We're not allowed to change the physical reality and recategorize events based on our wish for a different outcome.
I anticipate that the partisans of C3RS will argue that if we can't recategorize events according to desire, if we can't reclassify a collision as a close call, then by that same token we should not respond to a close-call as we would respond to an actual accident-- to be more precise: we should not respond to a violation of a stop signal with no resulting collision with the same energy, vehemence, and penalties that we display when such a violation does result in an actual accident.
I could argue that, of course, we don't. Actual collision brings a much stronger penalty, but that's quibbling. We really do regard the violation, with or without an accident, as a vital threat. We must regard the violation itself as a vital threat, as an emergency.
Why is that? Because when such an event occurs, we do not know if the locomotive engineer is at fault; if this is an individual error or if he or she is in a fit condition to operate a train. The train must be stopped immediately and the investigation must begin.
We do not know if we have a human error, or a system failure. We do not know if the cab signal display corresponded to the fixed signal displayed at the interlocking. We do not know if the train brakes worked properly. We do not know if the signal itself operated properly, or if it displayed a "false proceed."
We have to account for and eliminate possible source of the violation in order to verify the level of system safety. We cannot determine the system safety without immediately identifying and stopping the train; without immediately identifying the locomotive engineer; without immediately interviewing the engineer; without determining if the engineer viewed the signal and attempted to stop the train; without determining if the train brakes worked properly; without checking the sight-distance, the preview the engineer has of the signal; without checking and maintaining a "watch" on the signal involved to ensure it is conveying proper signal indications.

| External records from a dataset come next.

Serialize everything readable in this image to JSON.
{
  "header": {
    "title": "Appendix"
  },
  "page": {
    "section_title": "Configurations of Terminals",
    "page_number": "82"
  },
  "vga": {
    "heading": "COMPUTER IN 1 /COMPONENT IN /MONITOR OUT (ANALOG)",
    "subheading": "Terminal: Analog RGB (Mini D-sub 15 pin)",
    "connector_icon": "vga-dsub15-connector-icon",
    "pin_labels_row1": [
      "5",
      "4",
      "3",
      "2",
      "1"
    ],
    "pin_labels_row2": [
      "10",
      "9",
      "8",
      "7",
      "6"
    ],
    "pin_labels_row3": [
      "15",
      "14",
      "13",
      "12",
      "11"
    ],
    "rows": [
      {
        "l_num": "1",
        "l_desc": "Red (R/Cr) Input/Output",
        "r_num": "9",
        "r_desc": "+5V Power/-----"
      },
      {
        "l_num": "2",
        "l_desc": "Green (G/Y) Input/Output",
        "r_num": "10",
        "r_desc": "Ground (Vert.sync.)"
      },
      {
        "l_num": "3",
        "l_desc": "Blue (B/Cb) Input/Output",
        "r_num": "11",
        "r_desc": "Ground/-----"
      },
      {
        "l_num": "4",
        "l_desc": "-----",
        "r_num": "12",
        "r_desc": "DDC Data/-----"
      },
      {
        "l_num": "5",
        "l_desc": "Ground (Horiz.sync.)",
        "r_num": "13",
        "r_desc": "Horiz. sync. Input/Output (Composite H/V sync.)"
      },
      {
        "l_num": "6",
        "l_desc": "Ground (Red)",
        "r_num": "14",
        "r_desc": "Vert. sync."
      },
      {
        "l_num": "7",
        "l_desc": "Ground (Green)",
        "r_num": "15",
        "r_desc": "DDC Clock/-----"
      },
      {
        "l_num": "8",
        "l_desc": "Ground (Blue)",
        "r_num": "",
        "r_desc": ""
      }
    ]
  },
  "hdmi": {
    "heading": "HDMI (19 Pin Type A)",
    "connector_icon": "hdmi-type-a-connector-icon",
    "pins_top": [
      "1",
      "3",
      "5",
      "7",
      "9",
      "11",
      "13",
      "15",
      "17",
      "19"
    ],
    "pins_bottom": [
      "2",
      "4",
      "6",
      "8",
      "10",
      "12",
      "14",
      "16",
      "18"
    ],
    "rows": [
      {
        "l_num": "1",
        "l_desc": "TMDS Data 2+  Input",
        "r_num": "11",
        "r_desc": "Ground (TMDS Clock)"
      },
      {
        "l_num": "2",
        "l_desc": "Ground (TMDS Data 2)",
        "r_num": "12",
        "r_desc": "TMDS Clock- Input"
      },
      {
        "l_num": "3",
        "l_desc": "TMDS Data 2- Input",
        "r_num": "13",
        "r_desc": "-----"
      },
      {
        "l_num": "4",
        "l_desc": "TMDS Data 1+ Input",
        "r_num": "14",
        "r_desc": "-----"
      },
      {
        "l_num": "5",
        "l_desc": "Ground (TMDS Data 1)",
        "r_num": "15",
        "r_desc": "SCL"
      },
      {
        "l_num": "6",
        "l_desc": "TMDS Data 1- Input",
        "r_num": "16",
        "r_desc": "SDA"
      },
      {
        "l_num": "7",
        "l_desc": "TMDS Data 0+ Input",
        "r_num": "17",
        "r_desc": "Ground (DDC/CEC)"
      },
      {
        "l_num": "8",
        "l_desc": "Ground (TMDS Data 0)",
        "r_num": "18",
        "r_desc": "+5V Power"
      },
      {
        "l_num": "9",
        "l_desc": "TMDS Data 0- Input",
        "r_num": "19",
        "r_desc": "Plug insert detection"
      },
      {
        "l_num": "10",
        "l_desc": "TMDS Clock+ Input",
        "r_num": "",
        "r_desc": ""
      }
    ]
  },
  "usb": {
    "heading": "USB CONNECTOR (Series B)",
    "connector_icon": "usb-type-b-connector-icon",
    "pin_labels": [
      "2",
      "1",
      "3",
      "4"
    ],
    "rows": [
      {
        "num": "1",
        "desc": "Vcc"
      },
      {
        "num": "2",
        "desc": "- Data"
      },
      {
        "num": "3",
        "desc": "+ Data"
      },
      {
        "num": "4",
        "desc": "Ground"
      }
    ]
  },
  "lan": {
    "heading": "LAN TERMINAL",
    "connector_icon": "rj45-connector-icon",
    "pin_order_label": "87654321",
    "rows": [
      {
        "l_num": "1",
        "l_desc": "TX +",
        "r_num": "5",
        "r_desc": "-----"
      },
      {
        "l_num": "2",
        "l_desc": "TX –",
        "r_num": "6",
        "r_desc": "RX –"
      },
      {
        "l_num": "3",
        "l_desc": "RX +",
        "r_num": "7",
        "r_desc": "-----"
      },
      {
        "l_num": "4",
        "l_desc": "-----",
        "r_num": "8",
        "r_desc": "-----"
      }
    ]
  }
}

We cannot verify the system safety if information conceals the identity of the train, the time, the date, the crew, the location, the signal.
We don't do this, we don't require a detailed and thorough investigation so we can "punish" someone; so we can assess discipline. We do this to ensure the safety of all trains.
When we do assess discipline, it is because the vital process of the railroad, the safe separation of trains, has been jeopardized.
Now those who are petitioning for, advocating, instituting C3RS reporting that protects the confidentiality of those involved in violations of these vital principles are assuming that 1) the violation is always a case of individual error and not individual unfitness to continue in service and 2) there are no mechanical, electronic, signal malfunctions that account for the violation.
Those advocates propose the withholding of information critical to preventing subsequent failures.
The whitepaper has now established irrelevant examples, illogical definition, self-contradictory criteria, magical or reverse thinking as key elements to its official position. What's left? For one, and a thousand, the claims that are made for the benefits of a C3RS program constructed on irrelevant examples, illogical definition, self-contradictory criteria, and reverse thinking.
To assess those benefits we need.... of course, sufficient data; sufficient empirical data, not anecdotal reports of "improved feelings" "better communication," "higher levels of cooperation," but tangible, significant data.
Now FRA initiated its pilot programs in 2007-2008, so we have six or seven years of experience with the system, right? So we should have data that shows significant deviations between operations using C3RS and those not using C3RS? Is there that data, and if so what does it show? That's for next time.
November 23 2014
You need a lean horse for a long race.